Dave called me up last year. He worked for the same Collingwood construction company for 27 years. He was good at what he did and was well paid.
Last year, the company announced that Dave’s construction unit would be sold. The word went out that all jobs would be preserved, but there was one little hitch — employees had to sign this piece of paper.
That paper proposed to gut Dave’s 27 years of seniority. By signing it, he agreed that he would start afresh with the new company. He agreed that, if later terminated, he would only get termination pay based on his time of service with the new company.
But Dave trusted the company and its managers, all of whom transferred to the new company. And, everyone else was signing the paper, so there was comfort in that. So he signed.

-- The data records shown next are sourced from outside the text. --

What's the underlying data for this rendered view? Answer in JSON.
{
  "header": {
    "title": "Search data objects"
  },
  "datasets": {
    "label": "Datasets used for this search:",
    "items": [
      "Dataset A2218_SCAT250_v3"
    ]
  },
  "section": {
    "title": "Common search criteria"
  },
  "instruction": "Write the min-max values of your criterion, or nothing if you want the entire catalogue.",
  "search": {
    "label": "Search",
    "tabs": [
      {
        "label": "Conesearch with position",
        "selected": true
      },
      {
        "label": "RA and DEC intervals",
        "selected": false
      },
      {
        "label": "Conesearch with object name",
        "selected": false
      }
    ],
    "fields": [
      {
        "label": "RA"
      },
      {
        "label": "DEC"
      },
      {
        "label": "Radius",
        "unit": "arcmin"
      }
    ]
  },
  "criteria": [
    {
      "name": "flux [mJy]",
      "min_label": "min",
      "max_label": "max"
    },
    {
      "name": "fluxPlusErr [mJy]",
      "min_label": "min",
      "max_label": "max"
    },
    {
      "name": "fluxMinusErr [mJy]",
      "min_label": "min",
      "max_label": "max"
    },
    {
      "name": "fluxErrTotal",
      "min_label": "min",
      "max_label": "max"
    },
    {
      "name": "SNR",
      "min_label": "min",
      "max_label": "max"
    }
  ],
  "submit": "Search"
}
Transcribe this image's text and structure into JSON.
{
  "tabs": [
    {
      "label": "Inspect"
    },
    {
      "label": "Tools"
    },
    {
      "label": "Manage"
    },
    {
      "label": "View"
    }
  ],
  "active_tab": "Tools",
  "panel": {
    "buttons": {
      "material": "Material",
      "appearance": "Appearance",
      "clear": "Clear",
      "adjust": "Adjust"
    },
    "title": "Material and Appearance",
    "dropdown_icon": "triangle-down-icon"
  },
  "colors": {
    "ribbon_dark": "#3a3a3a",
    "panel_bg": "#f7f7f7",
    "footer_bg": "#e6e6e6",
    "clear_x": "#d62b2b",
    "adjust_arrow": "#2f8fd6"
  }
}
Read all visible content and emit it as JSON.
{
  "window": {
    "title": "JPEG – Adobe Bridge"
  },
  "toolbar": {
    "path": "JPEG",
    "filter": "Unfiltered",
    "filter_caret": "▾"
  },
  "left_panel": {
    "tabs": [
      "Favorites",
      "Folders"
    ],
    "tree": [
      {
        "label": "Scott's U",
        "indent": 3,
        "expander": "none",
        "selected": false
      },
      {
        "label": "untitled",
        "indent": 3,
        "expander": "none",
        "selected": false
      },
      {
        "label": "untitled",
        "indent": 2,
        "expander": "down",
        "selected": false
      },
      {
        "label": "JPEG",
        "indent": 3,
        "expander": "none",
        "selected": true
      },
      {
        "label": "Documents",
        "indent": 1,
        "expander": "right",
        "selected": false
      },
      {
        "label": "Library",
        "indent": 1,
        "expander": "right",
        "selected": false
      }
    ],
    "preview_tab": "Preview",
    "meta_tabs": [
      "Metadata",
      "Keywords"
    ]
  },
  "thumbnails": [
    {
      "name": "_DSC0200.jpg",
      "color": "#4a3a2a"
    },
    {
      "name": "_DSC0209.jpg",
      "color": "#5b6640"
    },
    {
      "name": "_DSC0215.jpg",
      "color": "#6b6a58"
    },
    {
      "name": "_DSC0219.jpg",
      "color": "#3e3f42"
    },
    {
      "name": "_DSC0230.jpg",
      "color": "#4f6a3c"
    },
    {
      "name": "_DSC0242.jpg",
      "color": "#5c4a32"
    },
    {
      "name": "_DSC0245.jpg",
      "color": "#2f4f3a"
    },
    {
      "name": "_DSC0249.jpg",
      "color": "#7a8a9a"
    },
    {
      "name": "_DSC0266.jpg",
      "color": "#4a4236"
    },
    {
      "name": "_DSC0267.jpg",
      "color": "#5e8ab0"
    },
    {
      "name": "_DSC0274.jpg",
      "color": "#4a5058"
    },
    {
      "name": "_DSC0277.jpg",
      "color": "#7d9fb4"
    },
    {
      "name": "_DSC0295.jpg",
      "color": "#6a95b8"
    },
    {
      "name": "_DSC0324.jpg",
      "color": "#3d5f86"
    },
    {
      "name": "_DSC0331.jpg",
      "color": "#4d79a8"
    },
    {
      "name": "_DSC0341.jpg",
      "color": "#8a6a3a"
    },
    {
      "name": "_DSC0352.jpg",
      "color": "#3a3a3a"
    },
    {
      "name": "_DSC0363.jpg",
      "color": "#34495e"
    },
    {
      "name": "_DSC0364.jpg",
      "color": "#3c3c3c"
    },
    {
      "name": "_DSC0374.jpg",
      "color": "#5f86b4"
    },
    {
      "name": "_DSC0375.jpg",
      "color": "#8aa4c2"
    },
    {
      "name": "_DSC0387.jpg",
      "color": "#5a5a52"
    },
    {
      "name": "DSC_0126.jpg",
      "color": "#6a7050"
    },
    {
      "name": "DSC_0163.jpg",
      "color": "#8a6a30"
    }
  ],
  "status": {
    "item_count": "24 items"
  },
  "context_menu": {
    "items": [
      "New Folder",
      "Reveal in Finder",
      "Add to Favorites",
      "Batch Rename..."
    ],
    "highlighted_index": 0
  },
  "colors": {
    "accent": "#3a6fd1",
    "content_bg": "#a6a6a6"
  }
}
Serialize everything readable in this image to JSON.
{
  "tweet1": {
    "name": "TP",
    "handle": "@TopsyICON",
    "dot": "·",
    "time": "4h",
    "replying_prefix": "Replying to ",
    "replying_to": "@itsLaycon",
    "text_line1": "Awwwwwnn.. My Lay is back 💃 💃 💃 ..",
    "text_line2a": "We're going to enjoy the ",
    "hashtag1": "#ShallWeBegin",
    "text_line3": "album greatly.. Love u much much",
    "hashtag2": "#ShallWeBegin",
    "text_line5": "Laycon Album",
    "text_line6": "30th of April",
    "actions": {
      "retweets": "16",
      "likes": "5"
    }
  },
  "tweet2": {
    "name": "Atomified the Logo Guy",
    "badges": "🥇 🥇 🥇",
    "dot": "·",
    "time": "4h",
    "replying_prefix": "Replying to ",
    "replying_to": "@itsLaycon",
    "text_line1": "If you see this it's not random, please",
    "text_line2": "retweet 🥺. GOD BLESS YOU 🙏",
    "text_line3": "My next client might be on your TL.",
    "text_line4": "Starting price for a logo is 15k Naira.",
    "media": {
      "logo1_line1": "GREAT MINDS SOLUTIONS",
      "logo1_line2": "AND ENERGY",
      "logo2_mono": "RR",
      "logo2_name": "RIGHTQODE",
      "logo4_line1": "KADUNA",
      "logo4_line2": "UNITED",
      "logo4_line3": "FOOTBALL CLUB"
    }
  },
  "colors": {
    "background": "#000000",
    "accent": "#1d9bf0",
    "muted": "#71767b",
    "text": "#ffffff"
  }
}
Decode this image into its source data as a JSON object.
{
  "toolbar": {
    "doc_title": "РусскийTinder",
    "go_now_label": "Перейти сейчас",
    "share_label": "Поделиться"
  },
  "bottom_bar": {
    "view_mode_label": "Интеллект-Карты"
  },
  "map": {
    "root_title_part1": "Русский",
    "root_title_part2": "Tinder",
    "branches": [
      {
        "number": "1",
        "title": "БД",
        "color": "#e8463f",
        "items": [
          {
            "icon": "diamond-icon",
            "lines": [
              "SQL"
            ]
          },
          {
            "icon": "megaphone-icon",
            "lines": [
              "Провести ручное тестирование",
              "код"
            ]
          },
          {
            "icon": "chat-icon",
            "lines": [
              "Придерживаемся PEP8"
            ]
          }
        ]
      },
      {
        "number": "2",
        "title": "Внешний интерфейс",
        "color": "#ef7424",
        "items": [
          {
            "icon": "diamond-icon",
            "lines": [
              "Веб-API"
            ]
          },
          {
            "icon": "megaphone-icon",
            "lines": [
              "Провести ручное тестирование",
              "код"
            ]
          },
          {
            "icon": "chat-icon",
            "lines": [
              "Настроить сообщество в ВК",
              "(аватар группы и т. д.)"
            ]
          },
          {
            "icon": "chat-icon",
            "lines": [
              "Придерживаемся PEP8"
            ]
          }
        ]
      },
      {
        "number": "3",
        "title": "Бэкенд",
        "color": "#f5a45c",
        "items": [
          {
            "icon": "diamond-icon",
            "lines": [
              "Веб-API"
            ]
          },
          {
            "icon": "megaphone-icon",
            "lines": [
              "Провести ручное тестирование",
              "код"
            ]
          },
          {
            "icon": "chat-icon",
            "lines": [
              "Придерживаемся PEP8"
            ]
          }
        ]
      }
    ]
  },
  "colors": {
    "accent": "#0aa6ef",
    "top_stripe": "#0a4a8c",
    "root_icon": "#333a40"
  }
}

A year later, he was terminated and was offered termination and severance pay based on one year of service, not 27. Ouch. Had he not signed the paper, he could have negotiated a severance and termination package at the time of the reorganization. But the bait had been laid, the switch carefully plotted and it was see you later, Dave.
Lesson learned: If you have lengthy seniority and if your company is reorganized, speak to our office before signing anything that guts your entitlement to a generous severance.